Entries taken from a collection
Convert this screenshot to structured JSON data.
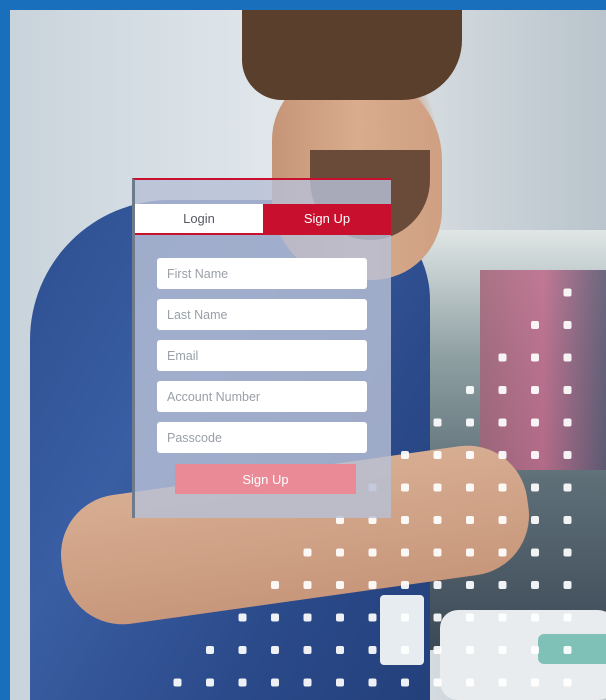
{
  "tabs": {
    "login": "Login",
    "signup": "Sign Up"
  },
  "form": {
    "first_name_placeholder": "First Name",
    "last_name_placeholder": "Last Name",
    "email_placeholder": "Email",
    "account_number_placeholder": "Account Number",
    "passcode_placeholder": "Passcode",
    "submit_label": "Sign Up"
  },
  "colors": {
    "brand_red": "#c8102e",
    "submit_pink": "#ea8a97",
    "frame_blue": "#1a6fbd"
  }
}
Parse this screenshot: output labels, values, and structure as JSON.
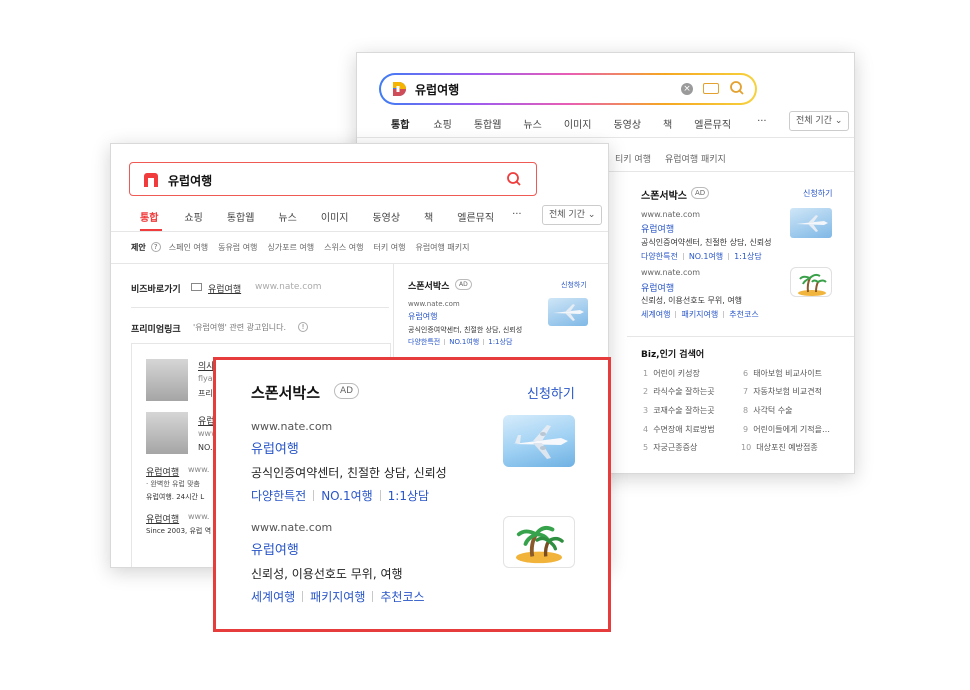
{
  "daum": {
    "query": "유럽여행",
    "tabs": [
      "통합",
      "쇼핑",
      "통합웹",
      "뉴스",
      "이미지",
      "동영상",
      "책",
      "엘른뮤직"
    ],
    "more": "···",
    "period": "전체 기간",
    "related": [
      "티키 여행",
      "유럽여행 패키지"
    ],
    "sponsor": {
      "title": "스폰서박스",
      "ad": "AD",
      "apply": "신청하기",
      "ads": [
        {
          "url": "www.nate.com",
          "title": "유럽여행",
          "desc": "공식인증여약센터, 친절한 상담, 신뢰성",
          "links": [
            "다양한특전",
            "NO.1여행",
            "1:1상담"
          ]
        },
        {
          "url": "www.nate.com",
          "title": "유럽여행",
          "desc": "신뢰성, 이용선호도 무위, 여행",
          "links": [
            "세계여행",
            "패키지여행",
            "추천코스"
          ]
        }
      ]
    },
    "popular": {
      "title": "Biz,인기 검색어",
      "items": [
        {
          "rank": "1",
          "text": "어린이 키성장"
        },
        {
          "rank": "2",
          "text": "라식수술 잘하는곳"
        },
        {
          "rank": "3",
          "text": "코재수술 잘하는곳"
        },
        {
          "rank": "4",
          "text": "수면장애 치료방법"
        },
        {
          "rank": "5",
          "text": "자궁근종증상"
        },
        {
          "rank": "6",
          "text": "태아보험 비교사이트"
        },
        {
          "rank": "7",
          "text": "자동차보험 비교견적"
        },
        {
          "rank": "8",
          "text": "사각턱 수술"
        },
        {
          "rank": "9",
          "text": "어린이들에게 기적을…"
        },
        {
          "rank": "10",
          "text": "대상포진 예방접종"
        }
      ]
    }
  },
  "nate": {
    "query": "유럽여행",
    "tabs": [
      "통합",
      "쇼핑",
      "통합웹",
      "뉴스",
      "이미지",
      "동영상",
      "책",
      "엘른뮤직"
    ],
    "more": "···",
    "period": "전체 기간",
    "suggest_label": "제안",
    "suggest_help": "?",
    "suggestions": [
      "스페인 여행",
      "동유럽 여행",
      "싱가포르 여행",
      "스위스 여행",
      "터키 여행",
      "유럽여행 패키지"
    ],
    "bizlink": {
      "label": "비즈바로가기",
      "link": "유럽여행",
      "url": "www.nate.com"
    },
    "premium": {
      "title": "프리미엄링크",
      "note": "'유럽여행' 관련 광고입니다."
    },
    "results": [
      {
        "title": "의사",
        "sub": "flya",
        "desc": "프리"
      },
      {
        "title": "유럽",
        "sub": "www",
        "desc": "NO.1"
      }
    ],
    "extra": [
      {
        "title": "유럽여행",
        "url": "www.",
        "desc": "· 완벽한 유럽 맞춤",
        "desc2": "유럽여행. 24시간 L"
      },
      {
        "title": "유럽여행",
        "url": "www.",
        "desc": "Since 2003, 유럽 역"
      }
    ],
    "sponsor": {
      "title": "스폰서박스",
      "ad": "AD",
      "apply": "신청하기",
      "url": "www.nate.com",
      "item_title": "유럽여행",
      "desc": "공식인증여약센터, 친절한 상담, 신뢰성",
      "links": [
        "다양한특전",
        "NO.1여행",
        "1:1상담"
      ]
    }
  },
  "popup": {
    "title": "스폰서박스",
    "ad": "AD",
    "apply": "신청하기",
    "ads": [
      {
        "url": "www.nate.com",
        "title": "유럽여행",
        "desc": "공식인증여약센터, 친절한 상담, 신뢰성",
        "links": [
          "다양한특전",
          "NO.1여행",
          "1:1상담"
        ],
        "image": "airplane-image"
      },
      {
        "url": "www.nate.com",
        "title": "유럽여행",
        "desc": "신뢰성, 이용선호도 무위, 여행",
        "links": [
          "세계여행",
          "패키지여행",
          "추천코스"
        ],
        "image": "palm-island-image"
      }
    ]
  },
  "colors": {
    "accent_red": "#e63c3c",
    "link_blue": "#2956c8",
    "nate_red": "#f03c3c"
  }
}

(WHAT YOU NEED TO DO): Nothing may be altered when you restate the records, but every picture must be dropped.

(WRITTEN SOLUTION):
Convert this screenshot to structured JSON data.
{
  "tabs": {
    "login": "Login",
    "signup": "Sign Up"
  },
  "form": {
    "first_name_placeholder": "First Name",
    "last_name_placeholder": "Last Name",
    "email_placeholder": "Email",
    "account_number_placeholder": "Account Number",
    "passcode_placeholder": "Passcode",
    "submit_label": "Sign Up"
  },
  "colors": {
    "brand_red": "#c8102e",
    "submit_pink": "#ea8a97",
    "frame_blue": "#1a6fbd"
  }
}
Parse this screenshot: output labels, values, and structure as JSON.
{
  "daum": {
    "query": "유럽여행",
    "tabs": [
      "통합",
      "쇼핑",
      "통합웹",
      "뉴스",
      "이미지",
      "동영상",
      "책",
      "엘른뮤직"
    ],
    "more": "···",
    "period": "전체 기간",
    "related": [
      "티키 여행",
      "유럽여행 패키지"
    ],
    "sponsor": {
      "title": "스폰서박스",
      "ad": "AD",
      "apply": "신청하기",
      "ads": [
        {
          "url": "www.nate.com",
          "title": "유럽여행",
          "desc": "공식인증여약센터, 친절한 상담, 신뢰성",
          "links": [
            "다양한특전",
            "NO.1여행",
            "1:1상담"
          ]
        },
        {
          "url": "www.nate.com",
          "title": "유럽여행",
          "desc": "신뢰성, 이용선호도 무위, 여행",
          "links": [
            "세계여행",
            "패키지여행",
            "추천코스"
          ]
        }
      ]
    },
    "popular": {
      "title": "Biz,인기 검색어",
      "items": [
        {
          "rank": "1",
          "text": "어린이 키성장"
        },
        {
          "rank": "2",
          "text": "라식수술 잘하는곳"
        },
        {
          "rank": "3",
          "text": "코재수술 잘하는곳"
        },
        {
          "rank": "4",
          "text": "수면장애 치료방법"
        },
        {
          "rank": "5",
          "text": "자궁근종증상"
        },
        {
          "rank": "6",
          "text": "태아보험 비교사이트"
        },
        {
          "rank": "7",
          "text": "자동차보험 비교견적"
        },
        {
          "rank": "8",
          "text": "사각턱 수술"
        },
        {
          "rank": "9",
          "text": "어린이들에게 기적을…"
        },
        {
          "rank": "10",
          "text": "대상포진 예방접종"
        }
      ]
    }
  },
  "nate": {
    "query": "유럽여행",
    "tabs": [
      "통합",
      "쇼핑",
      "통합웹",
      "뉴스",
      "이미지",
      "동영상",
      "책",
      "엘른뮤직"
    ],
    "more": "···",
    "period": "전체 기간",
    "suggest_label": "제안",
    "suggest_help": "?",
    "suggestions": [
      "스페인 여행",
      "동유럽 여행",
      "싱가포르 여행",
      "스위스 여행",
      "터키 여행",
      "유럽여행 패키지"
    ],
    "bizlink": {
      "label": "비즈바로가기",
      "link": "유럽여행",
      "url": "www.nate.com"
    },
    "premium": {
      "title": "프리미엄링크",
      "note": "'유럽여행' 관련 광고입니다."
    },
    "results": [
      {
        "title": "의사",
        "sub": "flya",
        "desc": "프리"
      },
      {
        "title": "유럽",
        "sub": "www",
        "desc": "NO.1"
      }
    ],
    "extra": [
      {
        "title": "유럽여행",
        "url": "www.",
        "desc": "· 완벽한 유럽 맞춤",
        "desc2": "유럽여행. 24시간 L"
      },
      {
        "title": "유럽여행",
        "url": "www.",
        "desc": "Since 2003, 유럽 역"
      }
    ],
    "sponsor": {
      "title": "스폰서박스",
      "ad": "AD",
      "apply": "신청하기",
      "url": "www.nate.com",
      "item_title": "유럽여행",
      "desc": "공식인증여약센터, 친절한 상담, 신뢰성",
      "links": [
        "다양한특전",
        "NO.1여행",
        "1:1상담"
      ]
    }
  },
  "popup": {
    "title": "스폰서박스",
    "ad": "AD",
    "apply": "신청하기",
    "ads": [
      {
        "url": "www.nate.com",
        "title": "유럽여행",
        "desc": "공식인증여약센터, 친절한 상담, 신뢰성",
        "links": [
          "다양한특전",
          "NO.1여행",
          "1:1상담"
        ],
        "image": "airplane-image"
      },
      {
        "url": "www.nate.com",
        "title": "유럽여행",
        "desc": "신뢰성, 이용선호도 무위, 여행",
        "links": [
          "세계여행",
          "패키지여행",
          "추천코스"
        ],
        "image": "palm-island-image"
      }
    ]
  },
  "colors": {
    "accent_red": "#e63c3c",
    "link_blue": "#2956c8",
    "nate_red": "#f03c3c"
  }
}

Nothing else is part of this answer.